“This isn’t a blip on the screen — this is real,” she says. “We simply need to raise more lamb to meet demand. We’re not at all worried that we will overproduce — the demand is just very great right now.”
Sheep leader in Indiana
She made her comments while visiting Poe Hampshires sheep farm near Franklin. Although dwarfed by her flock, it’s still one of the biggest commercial flocks in Indiana. “That’s what makes the sheep business interesting,” the president says. “We’ve got all kinds of operations all over the country, and they’re all different.”
One thing she and the ASA executive board viewed at the Poe farm was artificial insemination of ewes, a relatively new practice. Stanley Poe says he will have four days when the vet comes and performs the procedure this year. He built a special facility so they could perform the procedure, which involves surgery, in the proper environment.
The ASA has kicked off an initiative aimed at increasing the amount of lamb and wool produced in the U.S. by 2014, the president says. It’s called “Let’s grow with two plus.” Basically, it’s a program with three goals.
First, ASA hopes producers will increase their flock by two ewes per operation, or two per 100 head. Second, producers should take the steps necessary to work toward increasing average birthrate to two lambs per ewe per year.
Finally, ASA wants to encourage producers to increase the harvested lamb crop nationwide by 2%. That would move it from 108% to 110%. Currently, there are 5.63 million head of sheep in the U.S. More than 60% of U.S. wool is exported. Yet the U.S. military is the single largest consumer of American wool.
Hosts lamb leaders: Stan Poe introduces ASA directors from around the country to Indiana lamb production.

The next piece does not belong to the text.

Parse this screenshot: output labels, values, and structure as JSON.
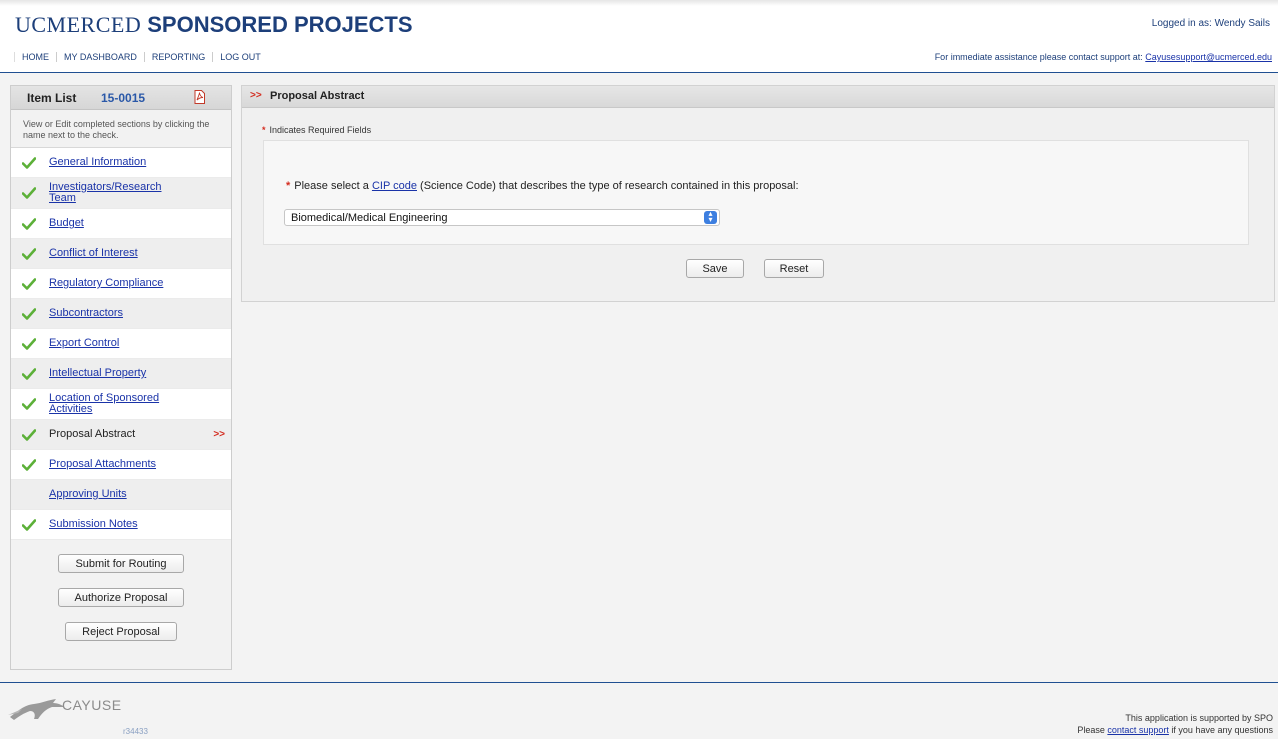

On the stump: American Sheep Association president Margaret Soulen Hinson brought good news about the increased demand for lamb and wool to Indiana.
This article published in the September, 2011 edition of INDIANA PRAIRIE FARMER.
All rights reserved. Copyright Farm Progress Cos. 2011.